What Is ESEA? Passed in 1965, ESEA is the nation’s oldest and largest federal education law. The provisions of ESEA are aimed at making sure that all children – including those with disabilities – have an equal opportunity for a high-quality education. ESEA also provides funding to schools with students underperforming in reading or math.
What Is “Reauthorization”? Most federal laws are not permanent. They must be reauthorized every few years. ESEA is several years overdue for reauthorization, and we have been working with Congress to make sure that when ESEA is reauthorized the interests of students with learning disabilities (LD) are included.
How Does ESEA Help Students With Disabilities? In 2001, ESEA was amended by No Child Left Behind (NCLB) to require that schools account for and support the progress of struggling students, including those with LD. The amended ESEA has several key requirements, including:
Annual assessments in reading and math
Reports on the progress for subgroups such as students with disabilities
Goals for academic achievement for subgroups
Requirements that all teachers be highly qualified
Targeted instruction and intervention for struggling students
Prior to NCLB, many schools didn’t account for the progress and well-being of students with disabilities. These students were often shut out of the general curriculum and left out of state assessments. NCLB was by no means perfect, but the law was successful in pushing schools toward including students with disabilities in assessments and academic goals. The law also held these students to the expectation that they could learn with their peers.
How Does ESEA Reauthorization Affect My Child? Some opponents of ESEA want to water down the law’s requirements for accountability and support. If they succeed, you’ll probably see school administrators become less responsive to the needs of students with LD. You could also see the end of programs and interventions that are targeted at students that are struggling with reading and math.
Where Do We Go From Here? Over the past decade, partly as a result of the ESEA’s focus on accountability and support, education results have improved for students with disabilities. For example, the rate of graduation for students with specific learning disabilities, while still unacceptably low, increased from 57 percent in 2002 to 68 percent in 2011; the dropout rate decreased from 35 percent to 19 percent.
Congress can continue this progress for students with disabilities by reauthorizing ESEA using three core principles:
Students with disabilities must be fully and equitably included;
All students with learning disabilities must stay on track to graduate with a regular high school diploma; and

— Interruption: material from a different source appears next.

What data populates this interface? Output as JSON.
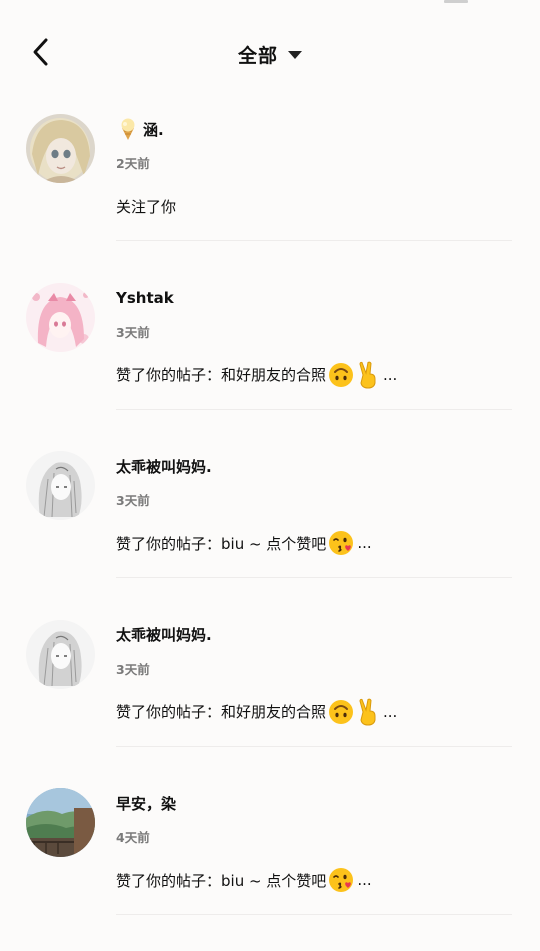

The law must increase access to early intervention and effective instruction.
What’s Happening Right Now in Congress?Congress is voting on the Student Success Act, H.R.5, which allows unlimited alternate assessments on alternate standards for students with disabilities—which could take millions of students off the path to a regular high school diploma.Take action to stop this bill.